The net profit for the January-March quarter fell by over 45% year over year at India’s Yes Bank due to higher provisions for bad loans and security receipts.
From 3.67 billion Indian rupees in the same time a year prior, net profit decreased to 2.02 billion rupees ($24.63 million) for the reporting quarter. Due to a low base in the prior period, net profit was three times larger than it was in the previous quarter.
Refinitiv data shows that profit was much lower than the analysts’ projected 2.88 billion rupees.
Provisions and contingencies at Yes Bank climbed from 2.71 billion rupees a year earlier to 6.18 billion rupees.
In the December quarter, the gross non-performing asset (NPA) ratio increased to 2.02% from 2.17%.
Compared to a year ago, the gross NPA ratio decreased from 13.93%. In an effort to improve its balance sheet, Yes Bank completed the transfer of problematic loans totaling 480 billion rupees ($5.9 billion) to private equity company J.C. Flowers in December.
The net NPA ratio decreased from 1.03% in the previous three months to 0.83%.
Prashant Kumar, managing director and chief executive, told reporters during a conference call that the bank will have an ageing provisioning requirement of 80 basis points this fiscal year and 100 basis points in 2024–25 based on the existing NPA and security revenues.
According to Kumar, the bank has over 44 billion rupees in provisions for the 76.66 billion rupees in unpaid security receipts.
He added that there would also be a provisioning requirement for any new slippage.

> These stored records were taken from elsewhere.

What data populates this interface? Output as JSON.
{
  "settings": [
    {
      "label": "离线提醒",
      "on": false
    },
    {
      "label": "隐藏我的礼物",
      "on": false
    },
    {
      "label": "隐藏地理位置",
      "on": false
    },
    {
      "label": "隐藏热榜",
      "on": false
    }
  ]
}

The difference between interest earned from lending and interest paid to depositors, or net interest income, for Yes Bank increased 15.7% to 21.05 billion rupees. A crucial measure of a bank’s profitability, the net interest margin (NIM), increased from 2.50% to 2.80% in the previous year.

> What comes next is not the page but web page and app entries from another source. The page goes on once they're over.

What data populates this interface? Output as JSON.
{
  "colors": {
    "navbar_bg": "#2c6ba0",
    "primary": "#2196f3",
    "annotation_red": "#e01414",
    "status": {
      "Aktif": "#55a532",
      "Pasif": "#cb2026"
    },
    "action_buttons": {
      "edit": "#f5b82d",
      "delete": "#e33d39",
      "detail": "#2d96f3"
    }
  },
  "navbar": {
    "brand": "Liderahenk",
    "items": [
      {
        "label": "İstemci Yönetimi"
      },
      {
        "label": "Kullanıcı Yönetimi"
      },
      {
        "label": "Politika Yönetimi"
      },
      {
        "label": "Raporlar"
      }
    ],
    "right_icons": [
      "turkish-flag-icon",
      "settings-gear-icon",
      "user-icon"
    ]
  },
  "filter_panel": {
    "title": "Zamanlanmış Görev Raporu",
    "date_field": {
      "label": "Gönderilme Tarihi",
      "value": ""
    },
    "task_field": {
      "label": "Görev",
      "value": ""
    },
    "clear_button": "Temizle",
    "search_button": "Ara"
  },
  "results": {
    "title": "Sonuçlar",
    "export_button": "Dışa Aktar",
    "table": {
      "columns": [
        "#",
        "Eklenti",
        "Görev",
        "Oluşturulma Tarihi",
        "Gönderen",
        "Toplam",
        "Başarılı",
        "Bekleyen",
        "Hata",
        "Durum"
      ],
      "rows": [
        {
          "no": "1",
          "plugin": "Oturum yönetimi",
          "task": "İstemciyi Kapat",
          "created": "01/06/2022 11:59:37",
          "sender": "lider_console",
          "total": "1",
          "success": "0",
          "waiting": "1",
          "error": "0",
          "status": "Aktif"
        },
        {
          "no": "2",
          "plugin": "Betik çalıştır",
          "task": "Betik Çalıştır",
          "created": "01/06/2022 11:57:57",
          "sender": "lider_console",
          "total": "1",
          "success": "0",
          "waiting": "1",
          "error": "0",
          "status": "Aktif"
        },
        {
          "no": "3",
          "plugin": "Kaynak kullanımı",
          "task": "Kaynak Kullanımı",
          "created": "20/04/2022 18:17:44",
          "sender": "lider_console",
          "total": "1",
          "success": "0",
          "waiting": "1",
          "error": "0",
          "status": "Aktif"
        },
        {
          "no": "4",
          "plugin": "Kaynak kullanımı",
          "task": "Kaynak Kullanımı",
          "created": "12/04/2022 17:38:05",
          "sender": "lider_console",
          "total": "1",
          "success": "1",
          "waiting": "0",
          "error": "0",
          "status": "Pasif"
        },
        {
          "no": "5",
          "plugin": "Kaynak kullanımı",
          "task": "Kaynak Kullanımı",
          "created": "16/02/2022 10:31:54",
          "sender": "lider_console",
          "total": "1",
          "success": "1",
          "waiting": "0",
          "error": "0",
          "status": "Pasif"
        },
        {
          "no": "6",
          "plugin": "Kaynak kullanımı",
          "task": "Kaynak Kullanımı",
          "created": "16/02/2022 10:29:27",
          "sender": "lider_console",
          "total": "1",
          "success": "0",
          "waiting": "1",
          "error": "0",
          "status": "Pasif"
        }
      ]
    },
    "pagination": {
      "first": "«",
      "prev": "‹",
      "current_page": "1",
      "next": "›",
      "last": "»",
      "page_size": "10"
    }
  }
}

Net advances for the private lender increased by 12.3% year over year, driven by retail loans, while deposits increased by 10.3%.

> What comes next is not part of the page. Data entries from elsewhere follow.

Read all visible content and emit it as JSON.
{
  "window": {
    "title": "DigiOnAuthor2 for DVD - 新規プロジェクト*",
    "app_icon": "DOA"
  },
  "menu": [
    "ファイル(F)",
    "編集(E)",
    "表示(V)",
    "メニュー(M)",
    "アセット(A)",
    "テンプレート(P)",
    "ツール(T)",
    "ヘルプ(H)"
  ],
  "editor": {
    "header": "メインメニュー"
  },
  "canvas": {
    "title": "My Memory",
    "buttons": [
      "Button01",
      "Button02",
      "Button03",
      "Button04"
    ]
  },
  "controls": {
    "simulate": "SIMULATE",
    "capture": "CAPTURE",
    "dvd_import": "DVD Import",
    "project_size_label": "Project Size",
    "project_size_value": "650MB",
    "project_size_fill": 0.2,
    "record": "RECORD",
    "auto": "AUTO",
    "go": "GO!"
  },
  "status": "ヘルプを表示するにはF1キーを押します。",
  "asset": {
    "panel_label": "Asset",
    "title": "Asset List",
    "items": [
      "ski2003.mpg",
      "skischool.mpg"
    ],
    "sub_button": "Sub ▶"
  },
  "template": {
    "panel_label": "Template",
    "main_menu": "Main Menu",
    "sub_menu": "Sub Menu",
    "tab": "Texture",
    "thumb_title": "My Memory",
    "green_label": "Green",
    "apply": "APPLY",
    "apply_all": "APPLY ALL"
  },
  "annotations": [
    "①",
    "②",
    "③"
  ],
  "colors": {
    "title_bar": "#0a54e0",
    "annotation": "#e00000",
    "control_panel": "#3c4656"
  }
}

According to Kumar, Yes Bank plans to increase loan by 15% to 20% in 2023–2024 while reducing slippages and enhancing NIM. He continued by saying that the lender has no plans to raise capital this fiscal year.